### Work request
Across the whole listing, copy out every line that includes the string "JSON".

### Supplied records

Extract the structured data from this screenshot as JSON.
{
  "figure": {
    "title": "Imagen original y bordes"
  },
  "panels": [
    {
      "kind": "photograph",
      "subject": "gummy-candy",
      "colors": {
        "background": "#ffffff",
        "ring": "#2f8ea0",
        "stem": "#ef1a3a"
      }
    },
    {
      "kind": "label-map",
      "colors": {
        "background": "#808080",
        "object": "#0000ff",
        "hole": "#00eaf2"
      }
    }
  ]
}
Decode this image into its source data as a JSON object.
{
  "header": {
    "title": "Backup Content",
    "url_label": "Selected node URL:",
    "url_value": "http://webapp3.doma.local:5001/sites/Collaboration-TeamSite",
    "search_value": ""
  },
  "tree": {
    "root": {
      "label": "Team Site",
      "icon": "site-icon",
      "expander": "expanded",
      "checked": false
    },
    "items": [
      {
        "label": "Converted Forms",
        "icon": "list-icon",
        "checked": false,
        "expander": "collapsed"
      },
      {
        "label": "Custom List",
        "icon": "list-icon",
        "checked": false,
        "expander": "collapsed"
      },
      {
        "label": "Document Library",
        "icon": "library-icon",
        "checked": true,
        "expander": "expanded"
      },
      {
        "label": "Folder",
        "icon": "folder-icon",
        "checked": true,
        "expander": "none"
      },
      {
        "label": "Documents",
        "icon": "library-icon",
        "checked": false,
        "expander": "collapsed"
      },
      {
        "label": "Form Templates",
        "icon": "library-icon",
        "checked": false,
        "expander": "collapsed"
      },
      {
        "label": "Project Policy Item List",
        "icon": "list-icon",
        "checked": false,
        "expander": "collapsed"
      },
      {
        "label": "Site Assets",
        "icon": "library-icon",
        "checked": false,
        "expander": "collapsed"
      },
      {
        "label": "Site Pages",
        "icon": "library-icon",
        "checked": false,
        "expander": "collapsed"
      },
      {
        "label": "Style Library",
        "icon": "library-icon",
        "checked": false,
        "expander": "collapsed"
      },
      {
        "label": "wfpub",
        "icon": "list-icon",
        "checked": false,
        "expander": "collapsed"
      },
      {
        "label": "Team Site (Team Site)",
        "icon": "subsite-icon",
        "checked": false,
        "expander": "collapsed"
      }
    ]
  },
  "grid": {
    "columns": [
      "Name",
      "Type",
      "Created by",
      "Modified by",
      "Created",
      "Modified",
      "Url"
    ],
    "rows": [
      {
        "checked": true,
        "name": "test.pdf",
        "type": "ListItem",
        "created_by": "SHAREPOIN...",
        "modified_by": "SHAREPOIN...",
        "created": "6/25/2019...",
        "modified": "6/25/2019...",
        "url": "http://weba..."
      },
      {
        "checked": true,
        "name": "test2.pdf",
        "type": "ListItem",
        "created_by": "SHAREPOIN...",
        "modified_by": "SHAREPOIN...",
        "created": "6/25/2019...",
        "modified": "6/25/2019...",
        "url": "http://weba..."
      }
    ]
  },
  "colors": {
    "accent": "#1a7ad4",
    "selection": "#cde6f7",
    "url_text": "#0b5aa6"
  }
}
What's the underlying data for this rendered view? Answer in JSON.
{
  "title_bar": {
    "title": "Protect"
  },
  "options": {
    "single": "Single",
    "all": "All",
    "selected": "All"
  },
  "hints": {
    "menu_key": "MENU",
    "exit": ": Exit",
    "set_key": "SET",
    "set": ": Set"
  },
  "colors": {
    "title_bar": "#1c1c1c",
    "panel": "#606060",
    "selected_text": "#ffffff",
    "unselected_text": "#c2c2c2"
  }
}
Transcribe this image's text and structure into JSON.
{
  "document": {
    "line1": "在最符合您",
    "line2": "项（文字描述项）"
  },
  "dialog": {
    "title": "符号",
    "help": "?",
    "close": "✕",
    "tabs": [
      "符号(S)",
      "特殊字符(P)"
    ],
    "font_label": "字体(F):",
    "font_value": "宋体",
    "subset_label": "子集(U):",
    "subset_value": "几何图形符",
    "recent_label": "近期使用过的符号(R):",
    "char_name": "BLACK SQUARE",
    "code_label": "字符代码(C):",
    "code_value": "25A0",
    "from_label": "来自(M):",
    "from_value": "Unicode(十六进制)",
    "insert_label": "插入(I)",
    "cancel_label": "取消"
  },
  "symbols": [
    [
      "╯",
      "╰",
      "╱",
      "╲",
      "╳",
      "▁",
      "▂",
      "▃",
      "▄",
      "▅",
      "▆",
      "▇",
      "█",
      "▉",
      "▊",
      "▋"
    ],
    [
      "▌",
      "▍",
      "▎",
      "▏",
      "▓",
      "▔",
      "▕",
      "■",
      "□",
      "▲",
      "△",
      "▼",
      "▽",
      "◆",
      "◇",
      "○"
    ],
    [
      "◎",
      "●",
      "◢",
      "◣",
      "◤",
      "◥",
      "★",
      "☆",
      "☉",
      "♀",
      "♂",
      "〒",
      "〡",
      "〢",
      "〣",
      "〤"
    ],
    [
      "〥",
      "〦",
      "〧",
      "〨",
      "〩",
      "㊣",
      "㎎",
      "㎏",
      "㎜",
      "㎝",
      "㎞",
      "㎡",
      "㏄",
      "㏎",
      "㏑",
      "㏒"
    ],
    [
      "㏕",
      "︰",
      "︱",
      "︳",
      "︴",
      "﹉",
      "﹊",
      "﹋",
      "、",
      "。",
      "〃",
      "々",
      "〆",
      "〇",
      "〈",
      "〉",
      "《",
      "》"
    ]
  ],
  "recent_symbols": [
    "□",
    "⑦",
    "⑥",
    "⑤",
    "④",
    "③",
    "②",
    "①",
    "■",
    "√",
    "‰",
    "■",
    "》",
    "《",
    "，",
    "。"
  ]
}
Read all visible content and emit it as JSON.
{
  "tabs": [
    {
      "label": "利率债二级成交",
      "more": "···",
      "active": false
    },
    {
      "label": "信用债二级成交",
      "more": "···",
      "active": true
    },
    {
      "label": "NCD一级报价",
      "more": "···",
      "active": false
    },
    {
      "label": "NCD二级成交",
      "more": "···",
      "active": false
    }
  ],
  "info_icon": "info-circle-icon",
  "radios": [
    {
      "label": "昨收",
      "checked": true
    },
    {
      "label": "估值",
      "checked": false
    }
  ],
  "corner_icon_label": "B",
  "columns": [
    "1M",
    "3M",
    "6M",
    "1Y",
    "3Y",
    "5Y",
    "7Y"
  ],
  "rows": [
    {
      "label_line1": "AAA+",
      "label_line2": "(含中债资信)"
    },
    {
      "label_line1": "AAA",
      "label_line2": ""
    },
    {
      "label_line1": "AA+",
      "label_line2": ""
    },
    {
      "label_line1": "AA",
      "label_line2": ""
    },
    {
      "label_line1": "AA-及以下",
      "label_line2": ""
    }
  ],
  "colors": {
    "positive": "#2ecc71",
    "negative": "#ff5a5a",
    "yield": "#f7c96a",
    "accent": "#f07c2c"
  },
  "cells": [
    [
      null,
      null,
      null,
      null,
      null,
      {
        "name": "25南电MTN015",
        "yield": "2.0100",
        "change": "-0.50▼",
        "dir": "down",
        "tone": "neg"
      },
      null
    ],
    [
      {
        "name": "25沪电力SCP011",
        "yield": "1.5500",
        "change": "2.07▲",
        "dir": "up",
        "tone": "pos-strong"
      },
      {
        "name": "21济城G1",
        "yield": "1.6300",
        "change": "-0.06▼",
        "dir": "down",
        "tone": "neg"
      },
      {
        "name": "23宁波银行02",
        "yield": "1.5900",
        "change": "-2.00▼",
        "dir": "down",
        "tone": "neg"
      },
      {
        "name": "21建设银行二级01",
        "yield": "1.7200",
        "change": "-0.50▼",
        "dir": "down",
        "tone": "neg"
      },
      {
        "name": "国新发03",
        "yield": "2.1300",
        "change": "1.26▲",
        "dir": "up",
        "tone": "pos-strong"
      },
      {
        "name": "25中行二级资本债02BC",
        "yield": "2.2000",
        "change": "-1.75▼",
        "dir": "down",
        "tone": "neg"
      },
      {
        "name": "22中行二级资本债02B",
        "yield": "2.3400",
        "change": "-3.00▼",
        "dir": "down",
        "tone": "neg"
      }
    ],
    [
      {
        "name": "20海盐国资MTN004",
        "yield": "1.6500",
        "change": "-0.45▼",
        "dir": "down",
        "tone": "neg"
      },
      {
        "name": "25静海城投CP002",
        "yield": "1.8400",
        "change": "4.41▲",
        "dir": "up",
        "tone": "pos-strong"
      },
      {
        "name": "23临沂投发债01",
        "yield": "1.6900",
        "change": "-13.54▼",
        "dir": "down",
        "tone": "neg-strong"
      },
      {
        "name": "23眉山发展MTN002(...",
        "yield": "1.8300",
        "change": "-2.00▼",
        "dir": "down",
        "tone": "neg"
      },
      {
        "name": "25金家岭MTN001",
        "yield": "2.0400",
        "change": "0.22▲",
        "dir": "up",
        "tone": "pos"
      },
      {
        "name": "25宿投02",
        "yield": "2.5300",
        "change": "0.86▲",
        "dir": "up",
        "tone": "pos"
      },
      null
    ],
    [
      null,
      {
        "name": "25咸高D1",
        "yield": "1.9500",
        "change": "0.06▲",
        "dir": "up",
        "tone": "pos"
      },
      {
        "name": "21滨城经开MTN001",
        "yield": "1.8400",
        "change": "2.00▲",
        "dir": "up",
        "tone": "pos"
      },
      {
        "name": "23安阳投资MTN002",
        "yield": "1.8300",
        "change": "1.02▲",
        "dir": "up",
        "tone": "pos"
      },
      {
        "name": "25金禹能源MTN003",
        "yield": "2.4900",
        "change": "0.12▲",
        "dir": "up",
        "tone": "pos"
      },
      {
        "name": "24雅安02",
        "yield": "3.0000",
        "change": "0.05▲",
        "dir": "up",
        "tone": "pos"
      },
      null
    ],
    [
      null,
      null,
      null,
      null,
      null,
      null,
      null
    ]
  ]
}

### Task solution
Extract the structured data from this screenshot as JSON.
Decode this image into its source data as a JSON object.
What's the underlying data for this rendered view? Answer in JSON.
Transcribe this image's text and structure into JSON.
Read all visible content and emit it as JSON.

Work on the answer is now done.